- Task
Which lines below contain "grammarly"? Copy every one of them.

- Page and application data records
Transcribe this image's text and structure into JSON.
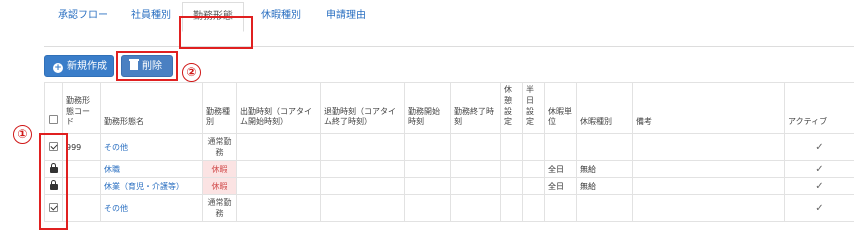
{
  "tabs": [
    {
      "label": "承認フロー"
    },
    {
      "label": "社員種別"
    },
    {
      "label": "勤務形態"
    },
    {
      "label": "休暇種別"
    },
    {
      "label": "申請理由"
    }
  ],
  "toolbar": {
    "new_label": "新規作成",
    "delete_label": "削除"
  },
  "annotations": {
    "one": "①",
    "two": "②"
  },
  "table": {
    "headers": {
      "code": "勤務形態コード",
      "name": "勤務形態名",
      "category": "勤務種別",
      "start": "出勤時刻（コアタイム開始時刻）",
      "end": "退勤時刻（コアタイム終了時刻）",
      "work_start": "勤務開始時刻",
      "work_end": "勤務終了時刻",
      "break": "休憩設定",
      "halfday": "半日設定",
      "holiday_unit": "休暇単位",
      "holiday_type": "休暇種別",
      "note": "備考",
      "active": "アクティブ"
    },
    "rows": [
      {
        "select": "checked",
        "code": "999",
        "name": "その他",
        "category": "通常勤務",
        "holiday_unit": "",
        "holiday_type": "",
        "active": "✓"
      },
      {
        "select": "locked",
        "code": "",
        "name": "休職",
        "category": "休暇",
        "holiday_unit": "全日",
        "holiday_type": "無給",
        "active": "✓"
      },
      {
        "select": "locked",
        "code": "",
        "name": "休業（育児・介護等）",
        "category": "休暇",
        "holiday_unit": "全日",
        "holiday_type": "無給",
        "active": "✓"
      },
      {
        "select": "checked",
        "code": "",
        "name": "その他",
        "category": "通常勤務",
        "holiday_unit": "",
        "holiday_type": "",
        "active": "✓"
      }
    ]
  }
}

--

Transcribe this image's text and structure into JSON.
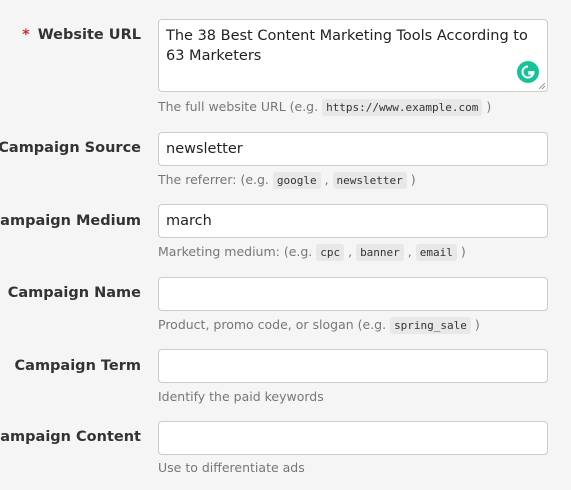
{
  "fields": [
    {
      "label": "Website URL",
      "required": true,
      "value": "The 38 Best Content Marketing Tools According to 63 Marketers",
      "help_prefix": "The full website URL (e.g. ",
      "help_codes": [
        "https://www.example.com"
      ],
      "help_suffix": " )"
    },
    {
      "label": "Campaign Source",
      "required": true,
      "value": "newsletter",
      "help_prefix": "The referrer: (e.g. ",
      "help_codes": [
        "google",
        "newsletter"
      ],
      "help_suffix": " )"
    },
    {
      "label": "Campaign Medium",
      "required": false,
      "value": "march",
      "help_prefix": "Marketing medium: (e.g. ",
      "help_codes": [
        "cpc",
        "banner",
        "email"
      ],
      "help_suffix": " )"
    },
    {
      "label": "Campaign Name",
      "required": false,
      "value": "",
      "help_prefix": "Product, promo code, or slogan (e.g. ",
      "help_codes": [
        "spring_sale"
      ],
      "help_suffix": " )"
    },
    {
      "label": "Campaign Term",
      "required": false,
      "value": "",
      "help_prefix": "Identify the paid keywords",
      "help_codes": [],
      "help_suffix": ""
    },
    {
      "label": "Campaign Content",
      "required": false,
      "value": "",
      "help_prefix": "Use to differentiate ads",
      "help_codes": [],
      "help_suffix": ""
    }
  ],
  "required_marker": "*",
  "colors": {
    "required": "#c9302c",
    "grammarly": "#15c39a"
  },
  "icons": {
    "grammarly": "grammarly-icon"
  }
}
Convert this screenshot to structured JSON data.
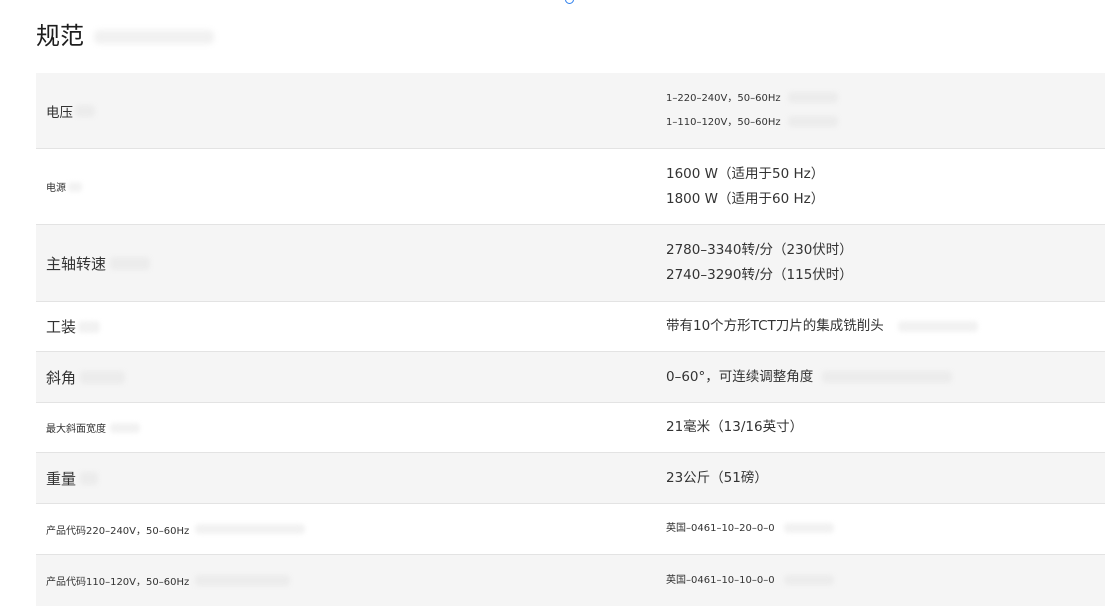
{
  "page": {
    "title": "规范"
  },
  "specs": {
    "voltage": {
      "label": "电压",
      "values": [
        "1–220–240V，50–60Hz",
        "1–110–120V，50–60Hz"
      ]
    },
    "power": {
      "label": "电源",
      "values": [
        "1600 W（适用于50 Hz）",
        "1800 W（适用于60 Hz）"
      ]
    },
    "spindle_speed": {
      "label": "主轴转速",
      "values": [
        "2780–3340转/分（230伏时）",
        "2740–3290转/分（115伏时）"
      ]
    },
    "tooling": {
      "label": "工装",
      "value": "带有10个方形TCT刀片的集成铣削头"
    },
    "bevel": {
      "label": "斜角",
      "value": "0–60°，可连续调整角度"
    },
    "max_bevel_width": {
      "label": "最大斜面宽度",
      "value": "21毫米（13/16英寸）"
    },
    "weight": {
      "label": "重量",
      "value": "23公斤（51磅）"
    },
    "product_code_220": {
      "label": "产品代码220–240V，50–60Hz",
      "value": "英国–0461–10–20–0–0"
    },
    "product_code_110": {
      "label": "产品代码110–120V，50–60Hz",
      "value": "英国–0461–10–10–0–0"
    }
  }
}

- Expected answer
    "grammarly": "#15c39a"
    "grammarly": "grammarly-icon"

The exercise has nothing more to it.